|UNITED STATES OF AMERICA,
|DANIEL JOSEPH PALERMO,
Palermo pled guilty on August 29, 2002, to possession of an unregistered sawed-off shotgun. He was sentenced on November 11, 2002, to sixty-four months' imprisonment, to be followed by thirty-six months' supervised release. Palermo did not file a direct appeal.
Palermo has since filed a 28 U.S.C. § 2255 motion to vacate or set aside his sentence, asserting that his trial counsel was ineffective for ignoring his alleged instruction to file a notice of appeal. According to the record, the district court has set an evidentiary hearing on the merits of Palermo's motion for September 12, 2006. Although Palermo filed a motion for release on recognizance or surety pending the outcome of his § 2255 motion, the district court denied that motion. Palermo now appeals from the district court's order of denial and, together with his notice of appeal, has filed a motion for release with this court.

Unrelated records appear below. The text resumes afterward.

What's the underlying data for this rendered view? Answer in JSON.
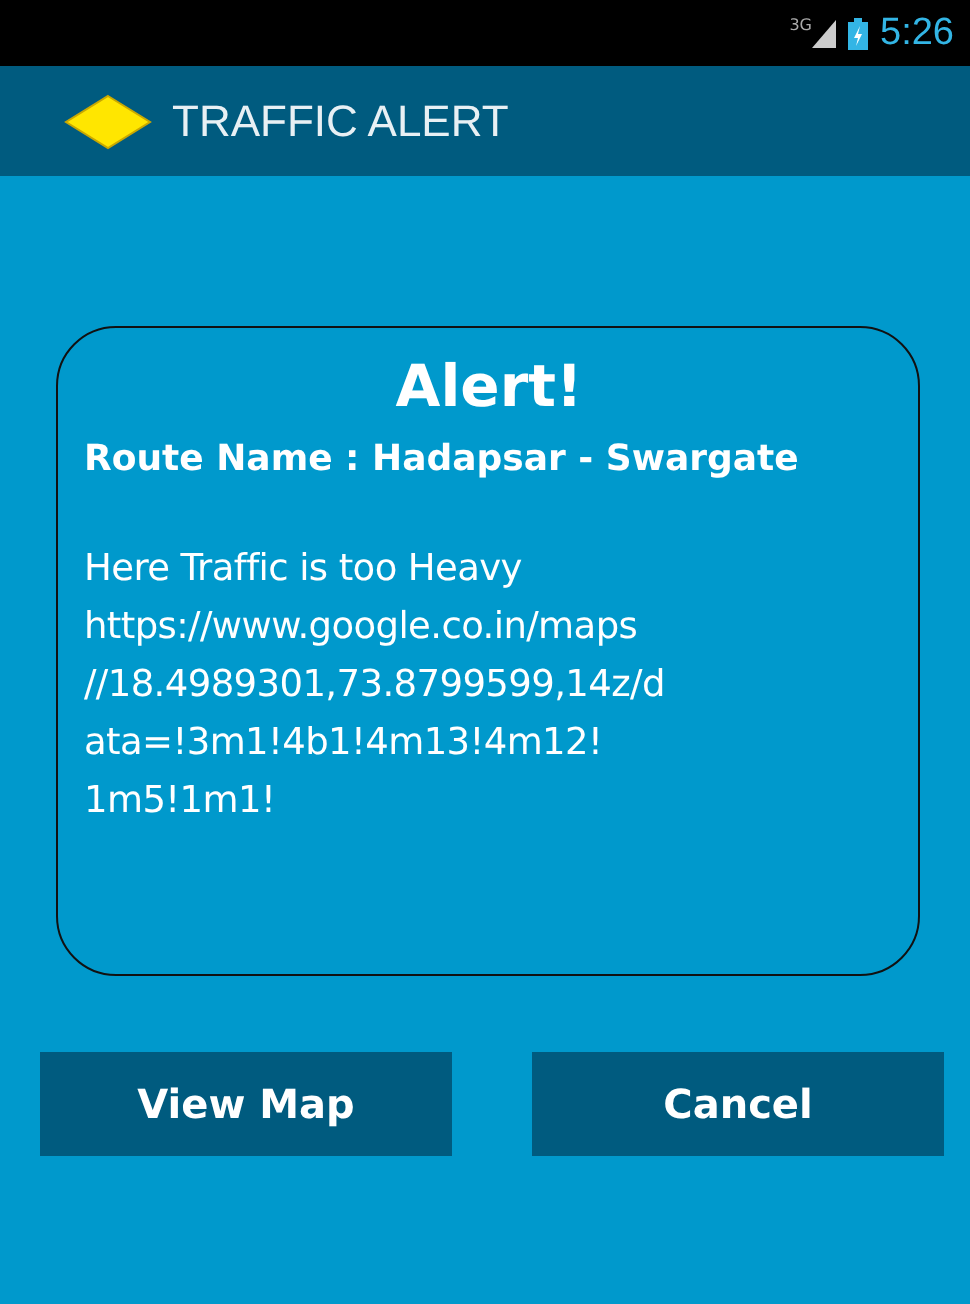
{
  "status_bar": {
    "network": "3G",
    "time": "5:26"
  },
  "action_bar": {
    "title": "TRAFFIC ALERT"
  },
  "alert": {
    "title": "Alert!",
    "route": "Route Name : Hadapsar - Swargate",
    "message_lines": [
      "Here Traffic is too Heavy",
      "https://www.google.co.in/maps",
      "//18.4989301,73.8799599,14z/d",
      "ata=!3m1!4b1!4m13!4m12!",
      "1m5!1m1!"
    ]
  },
  "buttons": [
    "View Map",
    "Cancel"
  ]
}
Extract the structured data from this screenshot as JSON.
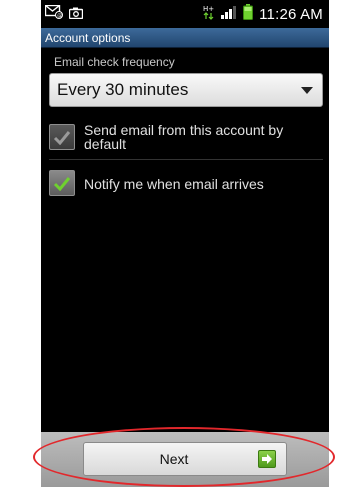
{
  "status_bar": {
    "time": "11:26 AM",
    "icons": [
      "email-notification-icon",
      "camera-icon",
      "hspa-data-icon",
      "signal-strength-icon",
      "battery-icon"
    ]
  },
  "title_bar": {
    "title": "Account options"
  },
  "email_check": {
    "label": "Email check frequency",
    "selected": "Every 30 minutes"
  },
  "options": [
    {
      "label_line1": "Send email from this account by",
      "label_line2": "default",
      "checked": true,
      "enabled": false
    },
    {
      "label_line1": "Notify me when email arrives",
      "checked": true,
      "enabled": true
    }
  ],
  "bottom": {
    "next_label": "Next"
  },
  "colors": {
    "title_bar": "#2f5683",
    "check_green": "#6fd12f",
    "check_disabled": "#9a9a9a",
    "annotation": "#e2282c"
  }
}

It is apparent from the record on appeal that Palermo is not entitled to release pending the outcome of his § 2255 motion. An inmate seeking federal habeas relief must, in order to obtain release pending a determination on the merits of his petition, make a showing of exceptional circumstances or demonstrate a clear case on the merits of his habeas petition. Pfaff v. Wells, 648 F.2d 689, 693 (10th Cir. 1981). Although Palermo asserts he is suffering from various health problems, has endured significant delay in the district court's processing of his § 2255 motion, and is on the verge of being transferred from prison to a halfway house, none of these assertions constitute exceptional circumstances. Moreover, he has not demonstrated a clear case on the merits.
Palermo's motion for expedited consideration is GRANTED. His motions for appointment of counsel and for release are DENIED. The order of the district court
denying Palermo's motion for release on recognizance or surety is AFFIRMED.
Entered for the Court
Mary Beck Briscoe
*. This order is not binding precedent, except under the doctrines of law of the case, res judicata, and collateral estoppel. The court generally disfavors the citation of orders; nevertheless, an order may be cited under the terms and conditions of 10th Cir. R. 36.3.